INSTRUCTIONS FOR THE TASK: Exactly as written, output each of the entries below.

THE RECORDS:
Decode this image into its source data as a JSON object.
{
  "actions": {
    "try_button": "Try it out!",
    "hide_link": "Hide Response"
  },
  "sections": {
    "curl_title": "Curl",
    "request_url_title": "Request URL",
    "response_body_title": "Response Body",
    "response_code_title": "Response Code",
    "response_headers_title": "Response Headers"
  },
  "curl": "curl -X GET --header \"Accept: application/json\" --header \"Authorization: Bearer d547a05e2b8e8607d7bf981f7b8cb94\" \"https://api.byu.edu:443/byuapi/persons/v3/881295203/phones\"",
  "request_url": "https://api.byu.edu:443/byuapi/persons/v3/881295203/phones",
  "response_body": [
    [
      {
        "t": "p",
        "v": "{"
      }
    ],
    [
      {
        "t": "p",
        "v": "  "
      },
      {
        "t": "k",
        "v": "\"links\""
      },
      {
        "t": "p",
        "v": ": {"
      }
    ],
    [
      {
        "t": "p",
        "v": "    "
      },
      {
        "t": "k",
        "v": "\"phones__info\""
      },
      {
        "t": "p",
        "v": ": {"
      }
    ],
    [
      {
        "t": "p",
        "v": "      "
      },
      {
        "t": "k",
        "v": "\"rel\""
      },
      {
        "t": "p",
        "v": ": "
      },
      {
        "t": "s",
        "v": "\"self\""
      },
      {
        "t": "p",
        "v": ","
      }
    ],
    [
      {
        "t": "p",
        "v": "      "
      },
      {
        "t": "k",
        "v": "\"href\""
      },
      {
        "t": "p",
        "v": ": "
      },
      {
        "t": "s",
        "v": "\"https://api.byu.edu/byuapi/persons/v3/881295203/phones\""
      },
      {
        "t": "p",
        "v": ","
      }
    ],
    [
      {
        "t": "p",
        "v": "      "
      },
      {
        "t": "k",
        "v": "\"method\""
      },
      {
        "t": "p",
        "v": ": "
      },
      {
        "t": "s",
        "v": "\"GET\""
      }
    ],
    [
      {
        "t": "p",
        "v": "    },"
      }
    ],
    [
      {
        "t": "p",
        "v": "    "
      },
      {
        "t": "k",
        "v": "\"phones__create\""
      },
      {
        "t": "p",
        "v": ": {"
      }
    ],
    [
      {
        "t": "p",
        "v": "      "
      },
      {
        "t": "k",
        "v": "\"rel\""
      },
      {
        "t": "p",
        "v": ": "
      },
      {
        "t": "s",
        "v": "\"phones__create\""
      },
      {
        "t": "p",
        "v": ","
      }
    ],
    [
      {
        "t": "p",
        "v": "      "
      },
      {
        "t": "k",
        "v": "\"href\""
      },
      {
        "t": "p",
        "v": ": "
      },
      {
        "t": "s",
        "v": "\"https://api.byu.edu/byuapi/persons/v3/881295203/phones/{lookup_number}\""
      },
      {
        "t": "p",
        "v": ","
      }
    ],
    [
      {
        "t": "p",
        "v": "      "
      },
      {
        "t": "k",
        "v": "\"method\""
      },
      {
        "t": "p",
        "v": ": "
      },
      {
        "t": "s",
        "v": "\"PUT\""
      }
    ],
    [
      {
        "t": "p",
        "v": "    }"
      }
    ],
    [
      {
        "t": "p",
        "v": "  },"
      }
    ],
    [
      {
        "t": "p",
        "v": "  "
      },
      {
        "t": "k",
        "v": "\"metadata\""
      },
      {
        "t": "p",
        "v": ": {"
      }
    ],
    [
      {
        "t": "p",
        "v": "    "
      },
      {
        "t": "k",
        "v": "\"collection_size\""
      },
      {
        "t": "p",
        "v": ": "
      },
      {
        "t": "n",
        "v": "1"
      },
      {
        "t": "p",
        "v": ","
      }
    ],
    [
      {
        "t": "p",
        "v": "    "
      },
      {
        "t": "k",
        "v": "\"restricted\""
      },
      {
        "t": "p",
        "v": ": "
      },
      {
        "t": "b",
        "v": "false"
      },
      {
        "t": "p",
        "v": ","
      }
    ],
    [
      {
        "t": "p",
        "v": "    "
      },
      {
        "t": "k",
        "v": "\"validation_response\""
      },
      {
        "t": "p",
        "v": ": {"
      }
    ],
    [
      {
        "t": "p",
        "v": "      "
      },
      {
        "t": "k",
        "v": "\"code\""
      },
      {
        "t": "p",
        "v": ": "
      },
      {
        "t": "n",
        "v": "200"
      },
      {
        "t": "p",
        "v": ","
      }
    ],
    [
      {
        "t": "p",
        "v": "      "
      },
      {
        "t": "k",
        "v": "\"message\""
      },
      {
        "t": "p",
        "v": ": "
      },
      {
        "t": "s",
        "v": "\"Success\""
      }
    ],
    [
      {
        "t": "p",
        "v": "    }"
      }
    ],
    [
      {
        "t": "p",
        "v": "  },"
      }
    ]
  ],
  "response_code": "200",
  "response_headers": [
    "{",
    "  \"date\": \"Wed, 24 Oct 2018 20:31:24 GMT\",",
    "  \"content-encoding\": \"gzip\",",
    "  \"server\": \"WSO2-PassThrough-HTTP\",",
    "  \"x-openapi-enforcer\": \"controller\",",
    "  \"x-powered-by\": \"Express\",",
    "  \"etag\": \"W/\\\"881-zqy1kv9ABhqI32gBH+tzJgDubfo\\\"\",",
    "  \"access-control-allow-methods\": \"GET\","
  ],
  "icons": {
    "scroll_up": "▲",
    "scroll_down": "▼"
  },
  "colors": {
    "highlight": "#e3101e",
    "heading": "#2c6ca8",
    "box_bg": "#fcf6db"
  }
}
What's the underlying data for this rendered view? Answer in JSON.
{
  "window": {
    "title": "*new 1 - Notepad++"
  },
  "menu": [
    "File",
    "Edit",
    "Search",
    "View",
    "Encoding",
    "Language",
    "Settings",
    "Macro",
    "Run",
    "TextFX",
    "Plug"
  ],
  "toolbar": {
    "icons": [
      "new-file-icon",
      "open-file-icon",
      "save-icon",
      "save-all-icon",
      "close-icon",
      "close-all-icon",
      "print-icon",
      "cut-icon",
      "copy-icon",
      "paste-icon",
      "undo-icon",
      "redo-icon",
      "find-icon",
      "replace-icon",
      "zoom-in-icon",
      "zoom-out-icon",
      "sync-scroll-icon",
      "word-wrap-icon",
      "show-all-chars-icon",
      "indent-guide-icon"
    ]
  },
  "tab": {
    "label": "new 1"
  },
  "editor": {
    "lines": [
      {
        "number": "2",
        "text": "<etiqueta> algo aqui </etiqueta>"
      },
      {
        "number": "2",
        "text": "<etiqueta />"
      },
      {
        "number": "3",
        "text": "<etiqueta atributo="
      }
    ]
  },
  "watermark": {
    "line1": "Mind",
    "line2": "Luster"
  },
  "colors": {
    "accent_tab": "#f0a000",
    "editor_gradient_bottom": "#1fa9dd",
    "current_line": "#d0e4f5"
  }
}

RESULT OF THIS TASK:
Decode this image into its source data as a JSON object.
{
  "actions": {
    "try_button": "Try it out!",
    "hide_link": "Hide Response"
  },
  "sections": {
    "curl_title": "Curl",
    "request_url_title": "Request URL",
    "response_body_title": "Response Body",
    "response_code_title": "Response Code",
    "response_headers_title": "Response Headers"
  },
  "curl": "curl -X GET --header \"Accept: application/json\" --header \"Authorization: Bearer d547a05e2b8e8607d7bf981f7b8cb94\" \"https://api.byu.edu:443/byuapi/persons/v3/881295203/phones\"",
  "request_url": "https://api.byu.edu:443/byuapi/persons/v3/881295203/phones",
  "response_body": [
    [
      {
        "t": "p",
        "v": "{"
      }
    ],
    [
      {
        "t": "p",
        "v": "  "
      },
      {
        "t": "k",
        "v": "\"links\""
      },
      {
        "t": "p",
        "v": ": {"
      }
    ],
    [
      {
        "t": "p",
        "v": "    "
      },
      {
        "t": "k",
        "v": "\"phones__info\""
      },
      {
        "t": "p",
        "v": ": {"
      }
    ],
    [
      {
        "t": "p",
        "v": "      "
      },
      {
        "t": "k",
        "v": "\"rel\""
      },
      {
        "t": "p",
        "v": ": "
      },
      {
        "t": "s",
        "v": "\"self\""
      },
      {
        "t": "p",
        "v": ","
      }
    ],
    [
      {
        "t": "p",
        "v": "      "
      },
      {
        "t": "k",
        "v": "\"href\""
      },
      {
        "t": "p",
        "v": ": "
      },
      {
        "t": "s",
        "v": "\"https://api.byu.edu/byuapi/persons/v3/881295203/phones\""
      },
      {
        "t": "p",
        "v": ","
      }
    ],
    [
      {
        "t": "p",
        "v": "      "
      },
      {
        "t": "k",
        "v": "\"method\""
      },
      {
        "t": "p",
        "v": ": "
      },
      {
        "t": "s",
        "v": "\"GET\""
      }
    ],
    [
      {
        "t": "p",
        "v": "    },"
      }
    ],
    [
      {
        "t": "p",
        "v": "    "
      },
      {
        "t": "k",
        "v": "\"phones__create\""
      },
      {
        "t": "p",
        "v": ": {"
      }
    ],
    [
      {
        "t": "p",
        "v": "      "
      },
      {
        "t": "k",
        "v": "\"rel\""
      },
      {
        "t": "p",
        "v": ": "
      },
      {
        "t": "s",
        "v": "\"phones__create\""
      },
      {
        "t": "p",
        "v": ","
      }
    ],
    [
      {
        "t": "p",
        "v": "      "
      },
      {
        "t": "k",
        "v": "\"href\""
      },
      {
        "t": "p",
        "v": ": "
      },
      {
        "t": "s",
        "v": "\"https://api.byu.edu/byuapi/persons/v3/881295203/phones/{lookup_number}\""
      },
      {
        "t": "p",
        "v": ","
      }
    ],
    [
      {
        "t": "p",
        "v": "      "
      },
      {
        "t": "k",
        "v": "\"method\""
      },
      {
        "t": "p",
        "v": ": "
      },
      {
        "t": "s",
        "v": "\"PUT\""
      }
    ],
    [
      {
        "t": "p",
        "v": "    }"
      }
    ],
    [
      {
        "t": "p",
        "v": "  },"
      }
    ],
    [
      {
        "t": "p",
        "v": "  "
      },
      {
        "t": "k",
        "v": "\"metadata\""
      },
      {
        "t": "p",
        "v": ": {"
      }
    ],
    [
      {
        "t": "p",
        "v": "    "
      },
      {
        "t": "k",
        "v": "\"collection_size\""
      },
      {
        "t": "p",
        "v": ": "
      },
      {
        "t": "n",
        "v": "1"
      },
      {
        "t": "p",
        "v": ","
      }
    ],
    [
      {
        "t": "p",
        "v": "    "
      },
      {
        "t": "k",
        "v": "\"restricted\""
      },
      {
        "t": "p",
        "v": ": "
      },
      {
        "t": "b",
        "v": "false"
      },
      {
        "t": "p",
        "v": ","
      }
    ],
    [
      {
        "t": "p",
        "v": "    "
      },
      {
        "t": "k",
        "v": "\"validation_response\""
      },
      {
        "t": "p",
        "v": ": {"
      }
    ],
    [
      {
        "t": "p",
        "v": "      "
      },
      {
        "t": "k",
        "v": "\"code\""
      },
      {
        "t": "p",
        "v": ": "
      },
      {
        "t": "n",
        "v": "200"
      },
      {
        "t": "p",
        "v": ","
      }
    ],
    [
      {
        "t": "p",
        "v": "      "
      },
      {
        "t": "k",
        "v": "\"message\""
      },
      {
        "t": "p",
        "v": ": "
      },
      {
        "t": "s",
        "v": "\"Success\""
      }
    ],
    [
      {
        "t": "p",
        "v": "    }"
      }
    ],
    [
      {
        "t": "p",
        "v": "  },"
      }
    ]
  ],
  "response_code": "200",
  "response_headers": [
    "{",
    "  \"date\": \"Wed, 24 Oct 2018 20:31:24 GMT\",",
    "  \"content-encoding\": \"gzip\",",
    "  \"server\": \"WSO2-PassThrough-HTTP\",",
    "  \"x-openapi-enforcer\": \"controller\",",
    "  \"x-powered-by\": \"Express\",",
    "  \"etag\": \"W/\\\"881-zqy1kv9ABhqI32gBH+tzJgDubfo\\\"\",",
    "  \"access-control-allow-methods\": \"GET\","
  ],
  "icons": {
    "scroll_up": "▲",
    "scroll_down": "▼"
  },
  "colors": {
    "highlight": "#e3101e",
    "heading": "#2c6ca8",
    "box_bg": "#fcf6db"
  }
}
What's the underlying data for this rendered view? Answer in JSON.
{
  "window": {
    "title": "*new 1 - Notepad++"
  },
  "menu": [
    "File",
    "Edit",
    "Search",
    "View",
    "Encoding",
    "Language",
    "Settings",
    "Macro",
    "Run",
    "TextFX",
    "Plug"
  ],
  "toolbar": {
    "icons": [
      "new-file-icon",
      "open-file-icon",
      "save-icon",
      "save-all-icon",
      "close-icon",
      "close-all-icon",
      "print-icon",
      "cut-icon",
      "copy-icon",
      "paste-icon",
      "undo-icon",
      "redo-icon",
      "find-icon",
      "replace-icon",
      "zoom-in-icon",
      "zoom-out-icon",
      "sync-scroll-icon",
      "word-wrap-icon",
      "show-all-chars-icon",
      "indent-guide-icon"
    ]
  },
  "tab": {
    "label": "new 1"
  },
  "editor": {
    "lines": [
      {
        "number": "2",
        "text": "<etiqueta> algo aqui </etiqueta>"
      },
      {
        "number": "2",
        "text": "<etiqueta />"
      },
      {
        "number": "3",
        "text": "<etiqueta atributo="
      }
    ]
  },
  "watermark": {
    "line1": "Mind",
    "line2": "Luster"
  },
  "colors": {
    "accent_tab": "#f0a000",
    "editor_gradient_bottom": "#1fa9dd",
    "current_line": "#d0e4f5"
  }
}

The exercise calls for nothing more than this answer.